Some of their musical influences come from Colombian cumbia, salsa and champeta, like Joe Arroyo, El Sayayin, Petrona Martínez and Totó La Momposina, a cumbia giantess who still makes music today. Bomba Estéreo feels proud of where they are without changing who they are, “to be born in Latin America and in a country like Mexico or Colombia is pretty hard; opportunities are scarce and that’s why people migrate to the ‘first’ world." Instead of migrating, they decided to stay and search their roots to find their own sound, “those roots took us to what Bomba is today." Simón fondly believes in Tolstoy’s saying: “Describe your village and you’ll describe the world".

Bomba Estéreo

In a continent where English has predominated and has been a cultural leader for ages, language has ceased to be a barrier to connect with crowds from other countries; Li sings in Spanish, sometimes there’s a bit of Spanglish here and there, yet people still relate and react to their electricity.

“Music will always be a very powerful means of expression that will create infinite effects on people, one of them is resisting to be a part of what others impose on us or a certain type of thinking. It’s a way of connecting with things that go beyond the real world." Simón thinks that music today must be a vehicle to create hope and resistance, it has a unifying power when walls want to be built around us.

Bomba Estéreo

The power of their Latin music is permeating all over the world, they are a band with its own essence and a well-marked path. Bomba Estéreo resists through their lyrics and by sharing through each song a bit of what they are made of.

Get to know a bit more about what’s happening down in Colombia by listening to bands like Systema Solar, Mitu, Sidestepper, Ácido Pantera and Ghetto Kumbé, they’ll surely make you dance.
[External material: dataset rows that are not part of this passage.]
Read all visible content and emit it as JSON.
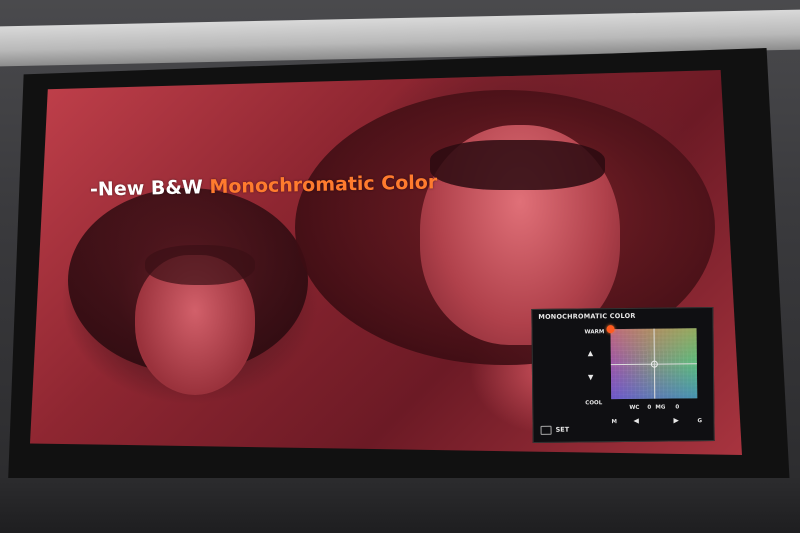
{
  "slide": {
    "headline_prefix": "-New B&W ",
    "headline_accent": "Monochromatic Color",
    "accent_color": "#ff7b2e"
  },
  "panel": {
    "title": "MONOCHROMATIC COLOR",
    "warm": "WARM",
    "cool": "COOL",
    "up_icon": "▲",
    "down_icon": "▼",
    "left_icon": "◀",
    "right_icon": "▶",
    "wc": "WC",
    "wc_value": "0",
    "mg": "MG",
    "mg_value": "0",
    "m": "M",
    "g": "G",
    "set_label": "SET",
    "set_icon": "MENU",
    "marker_color": "#ff5a1f"
  }
}
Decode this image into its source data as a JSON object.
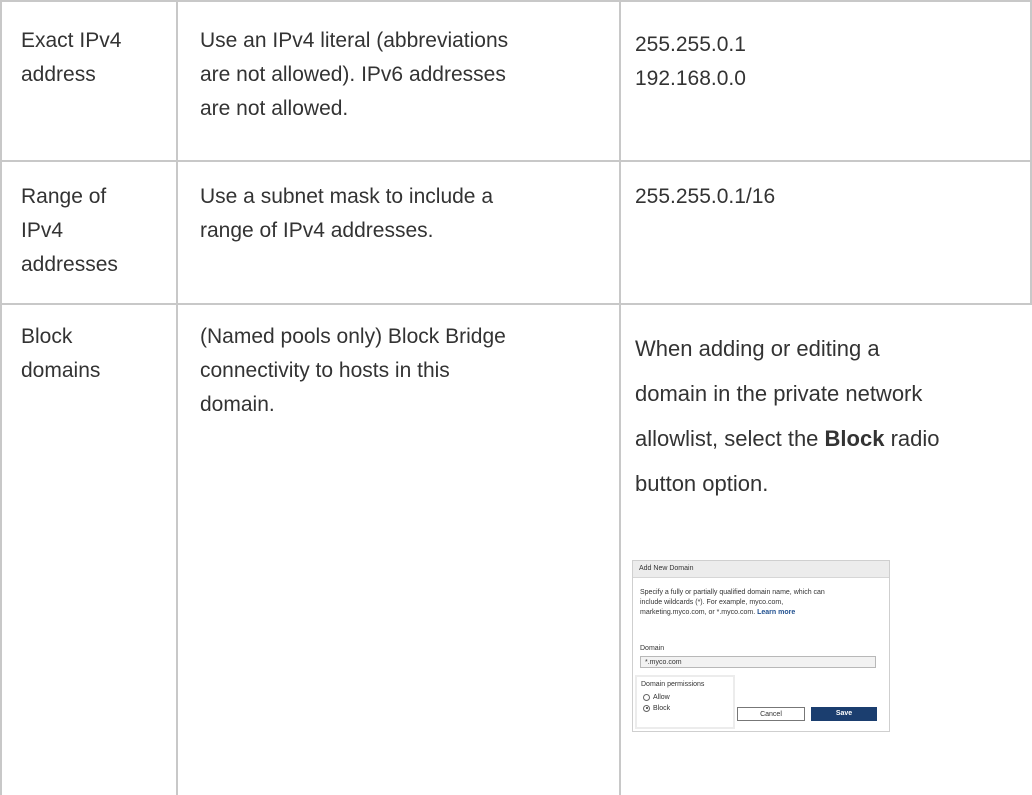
{
  "rows": [
    {
      "type_lines": [
        "Exact IPv4",
        "address"
      ],
      "description_lines": [
        "Use an IPv4 literal (abbreviations",
        "are not allowed). IPv6 addresses",
        "are not allowed."
      ],
      "example_lines": [
        "255.255.0.1",
        "192.168.0.0"
      ]
    },
    {
      "type_lines": [
        "Range of",
        "IPv4",
        "addresses"
      ],
      "description_lines": [
        "Use a subnet mask to include a",
        "range of IPv4 addresses."
      ],
      "example_lines": [
        "255.255.0.1/16"
      ]
    },
    {
      "type_lines": [
        "Block",
        "domains"
      ],
      "description_lines": [
        "(Named pools only) Block Bridge",
        "connectivity to hosts in this",
        "domain."
      ],
      "example": {
        "line1": "When adding or editing a",
        "line2": "domain in the private network",
        "line3_pre": "allowlist, select the ",
        "line3_bold": "Block",
        "line3_post": " radio",
        "line4": "button option."
      }
    }
  ],
  "dialog": {
    "title": "Add New Domain",
    "desc_line1": "Specify a fully or partially qualified domain name, which can",
    "desc_line2": "include wildcards (*). For example, myco.com,",
    "desc_line3_pre": "marketing.myco.com, or *.myco.com.",
    "learn_more": "Learn more",
    "domain_label": "Domain",
    "domain_value": "*.myco.com",
    "permissions_label": "Domain permissions",
    "option_allow": "Allow",
    "option_block": "Block",
    "selected_option": "Block",
    "cancel_label": "Cancel",
    "save_label": "Save"
  }
}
Bomba Estéreo
Bomba Estéreo
Bomba Estéreo
Bomba Estéreo
Bomba Estéreo
Bomba Estéreo
Bomba Estéreo